The digital marketing gold rush
There is a certain inevitability to what is going on in the internet and digital marketing world. Companies have cottoned on and the rush to “do” social media is leading inexorably to higher pricing at Google and Facebook. The catch-22 is that brands are paying for ads to attract “fans” who will only come for the promotional offer and, sure as night follows day, following in the tradition of push marketing, will need to anniversary those results next year … at higher prices still. The temptation for digital marketers to get the quick numbers will be ultimately be tempered by the rising costs. But until then, the lure remains too easy and the short-term pressures to perform are not likely to abate.
Rising CPM rates
TBG Digital, a marketing and technology agency headquartered in London, released its 3Q11 Global Facebook Advertising Report in which it reported that cost per thousand impressions (CPM) continued its meteoric rise, posting another 7% gain from the 2Q to the 3Q after a 45% gain y/y reported in June of this year. Brand campaigns on Facebook are multiplying like mushrooms (up 104% as of midyear 2011), which augurs well for Facebook, but is going to raise the playing field, especially for the new entrants. If the latest report indicates that cost per click (CPC) rates tapered off (-11%) in the 3Q versus the 2Q, the CPC rates have still sky-rocketed on a year/year basis, having posted a 74% y/y increase in four key markets, according to the 2Q report.

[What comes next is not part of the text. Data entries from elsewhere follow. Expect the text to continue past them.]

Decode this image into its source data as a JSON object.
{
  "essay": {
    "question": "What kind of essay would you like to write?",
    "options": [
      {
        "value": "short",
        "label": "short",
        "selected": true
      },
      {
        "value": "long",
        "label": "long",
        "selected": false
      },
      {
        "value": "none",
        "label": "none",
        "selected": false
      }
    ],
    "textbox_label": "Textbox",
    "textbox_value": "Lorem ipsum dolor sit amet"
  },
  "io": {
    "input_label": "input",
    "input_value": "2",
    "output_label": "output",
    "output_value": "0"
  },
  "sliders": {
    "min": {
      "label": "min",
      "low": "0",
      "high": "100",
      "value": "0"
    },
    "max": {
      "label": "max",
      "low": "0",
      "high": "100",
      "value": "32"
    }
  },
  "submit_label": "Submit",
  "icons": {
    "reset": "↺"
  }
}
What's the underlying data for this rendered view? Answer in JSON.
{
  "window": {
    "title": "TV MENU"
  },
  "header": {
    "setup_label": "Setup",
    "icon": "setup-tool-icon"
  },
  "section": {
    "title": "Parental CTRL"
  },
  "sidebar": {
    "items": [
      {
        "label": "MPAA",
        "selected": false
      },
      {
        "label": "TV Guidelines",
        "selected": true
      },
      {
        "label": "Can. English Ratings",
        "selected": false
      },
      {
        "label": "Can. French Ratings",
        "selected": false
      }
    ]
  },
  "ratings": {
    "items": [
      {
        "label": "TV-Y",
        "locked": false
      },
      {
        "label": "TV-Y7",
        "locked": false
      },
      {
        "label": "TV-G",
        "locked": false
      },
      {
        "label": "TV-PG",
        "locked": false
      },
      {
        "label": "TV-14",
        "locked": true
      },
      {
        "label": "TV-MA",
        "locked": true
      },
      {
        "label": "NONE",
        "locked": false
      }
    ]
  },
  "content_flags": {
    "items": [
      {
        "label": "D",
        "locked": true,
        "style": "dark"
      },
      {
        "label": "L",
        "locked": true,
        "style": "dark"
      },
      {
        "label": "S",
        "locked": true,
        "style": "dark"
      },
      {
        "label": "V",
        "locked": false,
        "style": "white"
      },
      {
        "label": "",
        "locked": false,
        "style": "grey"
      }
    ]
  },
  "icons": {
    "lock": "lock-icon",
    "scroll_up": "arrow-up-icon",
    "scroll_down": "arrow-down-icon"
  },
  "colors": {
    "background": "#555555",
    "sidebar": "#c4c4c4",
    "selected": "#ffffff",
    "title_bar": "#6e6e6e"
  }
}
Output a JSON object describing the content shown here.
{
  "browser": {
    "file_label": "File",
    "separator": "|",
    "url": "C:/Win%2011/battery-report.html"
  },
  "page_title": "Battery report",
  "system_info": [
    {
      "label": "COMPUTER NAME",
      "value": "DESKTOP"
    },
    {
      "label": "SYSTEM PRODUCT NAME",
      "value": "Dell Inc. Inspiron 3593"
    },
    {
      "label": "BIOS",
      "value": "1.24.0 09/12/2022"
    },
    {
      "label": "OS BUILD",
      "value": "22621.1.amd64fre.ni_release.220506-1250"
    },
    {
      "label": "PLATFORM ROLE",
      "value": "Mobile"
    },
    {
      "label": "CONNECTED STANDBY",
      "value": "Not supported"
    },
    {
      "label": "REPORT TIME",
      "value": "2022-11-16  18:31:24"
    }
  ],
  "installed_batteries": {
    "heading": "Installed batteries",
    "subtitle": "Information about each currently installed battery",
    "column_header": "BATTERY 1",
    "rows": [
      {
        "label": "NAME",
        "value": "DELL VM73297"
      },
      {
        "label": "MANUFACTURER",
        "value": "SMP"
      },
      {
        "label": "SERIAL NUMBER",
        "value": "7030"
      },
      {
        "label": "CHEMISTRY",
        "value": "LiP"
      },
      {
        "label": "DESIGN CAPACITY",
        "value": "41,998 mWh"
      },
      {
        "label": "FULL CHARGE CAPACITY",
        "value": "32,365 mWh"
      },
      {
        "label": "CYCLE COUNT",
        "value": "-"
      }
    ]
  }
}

Click through rates improving?
The TBG report indicates that click through rates improved 18.5% in the 3Q (versus the 2Q) aided by improved sponsored story ad formats, games and applications. Brands and agencies are clearly learning by doing. That said, with all the latest changes to Facebook, many of these statistics will be meaningless. One of the most interesting findings in the report is that the value of the brand itself had the most impact on the success (i.e. effectiveness) of the campaign. ”TBG has found that much of the CPF [Cost Per Fan] is determined by the brand, not the ad.” The report does not elaborate on which brands, but I would wager that we are talking brands that have strong recognition, equity and some degree of emotional content are doing best.
What are some of the key ingredients for successful digital marketing?
- There is a learning curve and learning by doing is vital.
- A brand that is beginning its social media campaign needs to find a reasonable way to reach a minimum critical mass. Grass roots recruitment via the staff, friends & family is totally acceptable. Some element of “easy” acquisition is also to be accepted. But, the sooner the brand focuses on the engagement metrics, the more effective and efficient the brand is likely to be over the long haul.
- Facebook is a moving feast, always changing. The good news would seem to be that Facebook’s new brand pages are improving in functionality and attractiveness for the Facebooker (client). Agencies that have developed good relationships with Facebook are truly to be valued as they are better able to anticipate the evolutions.
- Creating a mix of applications, games, timely offers, relevant content is an evolutive process and needs to be done in alignment with the brand’s values — including the internal de facto values.
- Finally, I tend to subscribe to the power of the individual. It is not the brand that listens and engages, but the individual. I heard a lovely expression from Stefano Pogliani from IBM speaking at the Media Aces conference: “you need to move from mass communication to a mass of communicators.” In order to get the masses (within the organization) to communicate, we remain beholden to the example set by the leadership. A c-suite level individual who sets the example remains the best social media mobilizer.